## WHAT TO DO
In the data below, find each line containing the string "graph" and return it.

## STUDY MATERIAL
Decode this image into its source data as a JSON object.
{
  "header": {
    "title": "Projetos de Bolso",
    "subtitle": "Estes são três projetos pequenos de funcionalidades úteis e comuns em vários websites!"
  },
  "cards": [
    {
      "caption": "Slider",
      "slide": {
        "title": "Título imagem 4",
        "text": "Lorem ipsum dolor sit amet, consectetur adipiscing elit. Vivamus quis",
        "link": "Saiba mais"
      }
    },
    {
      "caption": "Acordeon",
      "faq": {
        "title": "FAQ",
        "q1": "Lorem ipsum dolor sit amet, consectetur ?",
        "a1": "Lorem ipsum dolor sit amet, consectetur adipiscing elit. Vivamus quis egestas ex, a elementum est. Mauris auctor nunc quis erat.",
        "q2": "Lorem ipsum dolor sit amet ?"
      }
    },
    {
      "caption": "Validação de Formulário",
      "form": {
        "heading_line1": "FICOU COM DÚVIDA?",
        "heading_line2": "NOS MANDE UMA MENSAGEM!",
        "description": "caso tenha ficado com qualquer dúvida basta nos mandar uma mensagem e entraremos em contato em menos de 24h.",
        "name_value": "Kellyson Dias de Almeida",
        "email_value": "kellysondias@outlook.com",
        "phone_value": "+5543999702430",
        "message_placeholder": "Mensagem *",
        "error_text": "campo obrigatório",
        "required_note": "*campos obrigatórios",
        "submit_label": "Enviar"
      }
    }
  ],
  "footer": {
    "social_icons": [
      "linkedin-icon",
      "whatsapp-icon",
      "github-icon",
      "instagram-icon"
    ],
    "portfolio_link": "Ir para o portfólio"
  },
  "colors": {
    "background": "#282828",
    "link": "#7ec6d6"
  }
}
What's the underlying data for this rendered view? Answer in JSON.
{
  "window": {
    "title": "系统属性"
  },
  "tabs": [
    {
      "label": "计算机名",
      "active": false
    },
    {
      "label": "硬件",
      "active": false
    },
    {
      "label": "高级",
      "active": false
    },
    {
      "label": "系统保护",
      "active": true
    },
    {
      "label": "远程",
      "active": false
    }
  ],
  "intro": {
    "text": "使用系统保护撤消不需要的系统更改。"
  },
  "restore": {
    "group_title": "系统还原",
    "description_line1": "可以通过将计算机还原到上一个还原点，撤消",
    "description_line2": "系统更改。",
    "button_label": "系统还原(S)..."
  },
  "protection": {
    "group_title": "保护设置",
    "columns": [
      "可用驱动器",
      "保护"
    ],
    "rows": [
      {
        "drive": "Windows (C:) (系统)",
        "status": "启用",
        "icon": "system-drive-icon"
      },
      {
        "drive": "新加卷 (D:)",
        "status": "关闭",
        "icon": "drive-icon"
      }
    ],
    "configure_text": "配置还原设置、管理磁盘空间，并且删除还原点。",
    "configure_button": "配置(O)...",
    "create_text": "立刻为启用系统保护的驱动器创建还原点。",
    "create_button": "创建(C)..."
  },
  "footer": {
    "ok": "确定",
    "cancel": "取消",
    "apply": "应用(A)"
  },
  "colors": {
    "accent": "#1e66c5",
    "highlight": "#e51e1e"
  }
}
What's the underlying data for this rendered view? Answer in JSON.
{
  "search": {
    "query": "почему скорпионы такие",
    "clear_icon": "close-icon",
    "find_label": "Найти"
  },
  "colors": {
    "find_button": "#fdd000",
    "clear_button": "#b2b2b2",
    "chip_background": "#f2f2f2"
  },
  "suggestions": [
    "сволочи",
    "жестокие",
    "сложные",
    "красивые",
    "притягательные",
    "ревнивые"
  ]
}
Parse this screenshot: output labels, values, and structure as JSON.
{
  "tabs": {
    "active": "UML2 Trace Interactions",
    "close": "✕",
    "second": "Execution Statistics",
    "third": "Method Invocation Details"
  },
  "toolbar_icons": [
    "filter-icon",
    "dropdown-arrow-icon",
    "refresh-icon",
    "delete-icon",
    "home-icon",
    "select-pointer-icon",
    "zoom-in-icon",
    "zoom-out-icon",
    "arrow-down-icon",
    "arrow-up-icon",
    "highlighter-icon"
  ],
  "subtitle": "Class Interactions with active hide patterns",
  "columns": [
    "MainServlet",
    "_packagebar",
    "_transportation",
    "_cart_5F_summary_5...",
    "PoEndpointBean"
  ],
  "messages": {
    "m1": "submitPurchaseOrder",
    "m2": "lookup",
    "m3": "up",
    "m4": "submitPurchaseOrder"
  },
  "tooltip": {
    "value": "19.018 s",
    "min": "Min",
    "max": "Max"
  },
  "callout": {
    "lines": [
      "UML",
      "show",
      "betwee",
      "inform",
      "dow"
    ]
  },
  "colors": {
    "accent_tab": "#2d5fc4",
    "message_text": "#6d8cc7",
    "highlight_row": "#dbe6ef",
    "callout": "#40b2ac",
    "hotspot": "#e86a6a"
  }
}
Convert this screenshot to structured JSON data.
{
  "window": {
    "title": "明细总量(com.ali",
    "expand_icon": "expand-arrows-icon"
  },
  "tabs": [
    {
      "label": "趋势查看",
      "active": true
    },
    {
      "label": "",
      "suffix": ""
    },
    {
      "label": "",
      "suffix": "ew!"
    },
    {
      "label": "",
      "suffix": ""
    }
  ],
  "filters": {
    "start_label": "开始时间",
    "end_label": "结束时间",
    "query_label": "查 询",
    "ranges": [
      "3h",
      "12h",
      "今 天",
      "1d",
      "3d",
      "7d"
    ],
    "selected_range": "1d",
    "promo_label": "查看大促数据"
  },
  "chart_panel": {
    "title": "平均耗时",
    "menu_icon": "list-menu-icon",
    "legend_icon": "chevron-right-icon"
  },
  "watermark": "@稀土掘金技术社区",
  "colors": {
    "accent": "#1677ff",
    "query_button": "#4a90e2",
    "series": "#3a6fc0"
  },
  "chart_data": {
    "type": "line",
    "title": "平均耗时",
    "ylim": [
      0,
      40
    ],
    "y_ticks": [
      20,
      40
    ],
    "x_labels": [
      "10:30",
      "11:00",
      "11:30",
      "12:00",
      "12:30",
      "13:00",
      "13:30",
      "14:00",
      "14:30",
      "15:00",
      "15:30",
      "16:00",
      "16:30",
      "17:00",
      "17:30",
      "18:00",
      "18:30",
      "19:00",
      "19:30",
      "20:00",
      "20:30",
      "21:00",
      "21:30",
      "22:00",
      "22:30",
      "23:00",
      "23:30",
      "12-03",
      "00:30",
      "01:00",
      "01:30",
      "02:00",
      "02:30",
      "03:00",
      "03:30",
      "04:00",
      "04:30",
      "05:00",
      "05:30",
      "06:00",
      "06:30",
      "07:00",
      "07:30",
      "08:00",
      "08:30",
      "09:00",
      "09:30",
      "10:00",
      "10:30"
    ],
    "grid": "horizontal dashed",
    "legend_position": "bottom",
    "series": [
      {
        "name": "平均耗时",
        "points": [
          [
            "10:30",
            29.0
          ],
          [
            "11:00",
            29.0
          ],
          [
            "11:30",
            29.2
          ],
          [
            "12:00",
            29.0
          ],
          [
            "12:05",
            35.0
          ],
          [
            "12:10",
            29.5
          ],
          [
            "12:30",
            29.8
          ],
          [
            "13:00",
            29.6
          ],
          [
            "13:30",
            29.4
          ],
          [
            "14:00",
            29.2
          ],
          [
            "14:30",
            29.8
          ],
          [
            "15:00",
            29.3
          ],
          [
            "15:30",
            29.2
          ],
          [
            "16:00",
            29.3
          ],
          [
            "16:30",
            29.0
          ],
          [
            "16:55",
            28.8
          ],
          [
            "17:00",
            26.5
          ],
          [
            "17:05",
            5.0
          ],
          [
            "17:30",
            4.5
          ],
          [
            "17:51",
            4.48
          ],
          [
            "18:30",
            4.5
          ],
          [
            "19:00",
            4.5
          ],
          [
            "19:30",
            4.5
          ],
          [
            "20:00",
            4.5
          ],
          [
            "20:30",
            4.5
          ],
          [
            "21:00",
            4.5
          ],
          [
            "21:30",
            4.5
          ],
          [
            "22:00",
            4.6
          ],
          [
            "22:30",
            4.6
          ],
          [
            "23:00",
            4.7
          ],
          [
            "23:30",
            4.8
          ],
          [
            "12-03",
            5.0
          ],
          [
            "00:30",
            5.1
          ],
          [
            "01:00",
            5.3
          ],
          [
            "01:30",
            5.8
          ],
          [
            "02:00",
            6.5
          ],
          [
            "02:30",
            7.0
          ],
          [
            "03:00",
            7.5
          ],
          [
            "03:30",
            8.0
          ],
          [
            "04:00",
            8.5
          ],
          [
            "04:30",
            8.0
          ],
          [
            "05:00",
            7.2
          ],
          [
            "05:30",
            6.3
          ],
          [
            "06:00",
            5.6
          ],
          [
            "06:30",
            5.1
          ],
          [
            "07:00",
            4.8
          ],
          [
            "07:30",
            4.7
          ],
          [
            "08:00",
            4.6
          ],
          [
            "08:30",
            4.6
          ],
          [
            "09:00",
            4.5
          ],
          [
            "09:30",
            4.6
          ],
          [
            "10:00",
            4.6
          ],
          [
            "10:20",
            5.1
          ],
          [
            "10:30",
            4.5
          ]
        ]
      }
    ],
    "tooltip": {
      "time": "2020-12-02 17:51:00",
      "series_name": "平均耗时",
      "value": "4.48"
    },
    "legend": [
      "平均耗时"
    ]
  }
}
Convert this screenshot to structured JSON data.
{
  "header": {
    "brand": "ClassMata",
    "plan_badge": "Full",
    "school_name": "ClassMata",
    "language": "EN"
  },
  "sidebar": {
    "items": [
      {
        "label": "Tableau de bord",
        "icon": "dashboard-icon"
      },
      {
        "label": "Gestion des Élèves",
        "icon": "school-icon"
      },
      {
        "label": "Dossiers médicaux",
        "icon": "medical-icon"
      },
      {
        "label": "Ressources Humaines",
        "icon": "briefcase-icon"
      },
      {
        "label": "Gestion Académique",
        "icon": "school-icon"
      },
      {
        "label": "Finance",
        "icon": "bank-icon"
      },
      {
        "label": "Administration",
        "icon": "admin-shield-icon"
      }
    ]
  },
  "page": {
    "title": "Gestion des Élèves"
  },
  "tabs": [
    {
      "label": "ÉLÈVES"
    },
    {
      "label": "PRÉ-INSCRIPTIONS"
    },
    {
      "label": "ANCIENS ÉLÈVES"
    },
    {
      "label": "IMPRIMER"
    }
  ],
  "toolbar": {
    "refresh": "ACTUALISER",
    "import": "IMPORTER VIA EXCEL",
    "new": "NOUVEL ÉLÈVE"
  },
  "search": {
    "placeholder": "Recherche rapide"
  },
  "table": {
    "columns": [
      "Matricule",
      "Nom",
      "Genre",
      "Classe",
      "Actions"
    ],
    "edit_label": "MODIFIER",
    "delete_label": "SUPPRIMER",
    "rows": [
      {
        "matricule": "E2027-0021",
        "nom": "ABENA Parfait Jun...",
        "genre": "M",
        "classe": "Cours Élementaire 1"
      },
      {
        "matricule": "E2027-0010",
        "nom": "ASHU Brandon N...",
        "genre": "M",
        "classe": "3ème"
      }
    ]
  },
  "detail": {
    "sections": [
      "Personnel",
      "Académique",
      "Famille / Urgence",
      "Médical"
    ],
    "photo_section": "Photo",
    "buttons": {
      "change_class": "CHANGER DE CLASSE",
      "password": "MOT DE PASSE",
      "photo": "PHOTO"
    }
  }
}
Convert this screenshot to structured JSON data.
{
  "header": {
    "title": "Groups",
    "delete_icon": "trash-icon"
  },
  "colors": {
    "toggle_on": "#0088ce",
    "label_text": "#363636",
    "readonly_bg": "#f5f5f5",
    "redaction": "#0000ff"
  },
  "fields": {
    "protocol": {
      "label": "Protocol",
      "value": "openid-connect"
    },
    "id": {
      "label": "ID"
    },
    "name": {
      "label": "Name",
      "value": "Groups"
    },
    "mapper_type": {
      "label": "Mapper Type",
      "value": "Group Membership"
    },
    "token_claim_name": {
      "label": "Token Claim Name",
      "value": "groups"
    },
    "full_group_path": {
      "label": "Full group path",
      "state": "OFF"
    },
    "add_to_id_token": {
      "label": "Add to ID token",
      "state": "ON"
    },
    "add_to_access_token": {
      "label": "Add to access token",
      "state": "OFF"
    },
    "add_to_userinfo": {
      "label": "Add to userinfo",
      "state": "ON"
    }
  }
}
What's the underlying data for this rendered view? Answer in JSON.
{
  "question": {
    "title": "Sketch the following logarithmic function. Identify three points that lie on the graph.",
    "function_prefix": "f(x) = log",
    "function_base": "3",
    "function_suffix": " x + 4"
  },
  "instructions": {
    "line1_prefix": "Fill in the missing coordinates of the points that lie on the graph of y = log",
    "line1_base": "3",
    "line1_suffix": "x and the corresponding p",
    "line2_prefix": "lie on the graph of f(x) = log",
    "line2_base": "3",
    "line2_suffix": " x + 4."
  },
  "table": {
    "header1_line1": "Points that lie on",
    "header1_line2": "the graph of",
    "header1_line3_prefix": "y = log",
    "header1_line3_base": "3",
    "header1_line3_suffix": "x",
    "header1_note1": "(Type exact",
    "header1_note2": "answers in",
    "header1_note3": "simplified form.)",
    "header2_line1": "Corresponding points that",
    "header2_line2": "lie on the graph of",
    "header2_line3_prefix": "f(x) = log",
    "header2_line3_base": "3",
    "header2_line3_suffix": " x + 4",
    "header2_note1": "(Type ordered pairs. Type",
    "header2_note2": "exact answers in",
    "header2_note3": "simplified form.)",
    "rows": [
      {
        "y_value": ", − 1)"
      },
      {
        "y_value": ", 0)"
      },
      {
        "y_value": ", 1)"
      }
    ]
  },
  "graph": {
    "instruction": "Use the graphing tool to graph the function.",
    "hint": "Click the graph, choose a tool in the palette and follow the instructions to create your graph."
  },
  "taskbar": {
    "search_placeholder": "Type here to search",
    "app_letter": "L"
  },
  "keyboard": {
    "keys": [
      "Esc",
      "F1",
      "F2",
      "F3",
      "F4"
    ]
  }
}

## WRITTEN REPLY
    "title": "Sketch the following logarithmic function. Identify three points that lie on the graph.",
    "line1_prefix": "Fill in the missing coordinates of the points that lie on the graph of y = log",
    "line2_prefix": "lie on the graph of f(x) = log",
    "header1_line2": "the graph of",
    "header2_line2": "lie on the graph of",
  "graph": {
    "instruction": "Use the graphing tool to graph the function.",
    "hint": "Click the graph, choose a tool in the palette and follow the instructions to create your graph."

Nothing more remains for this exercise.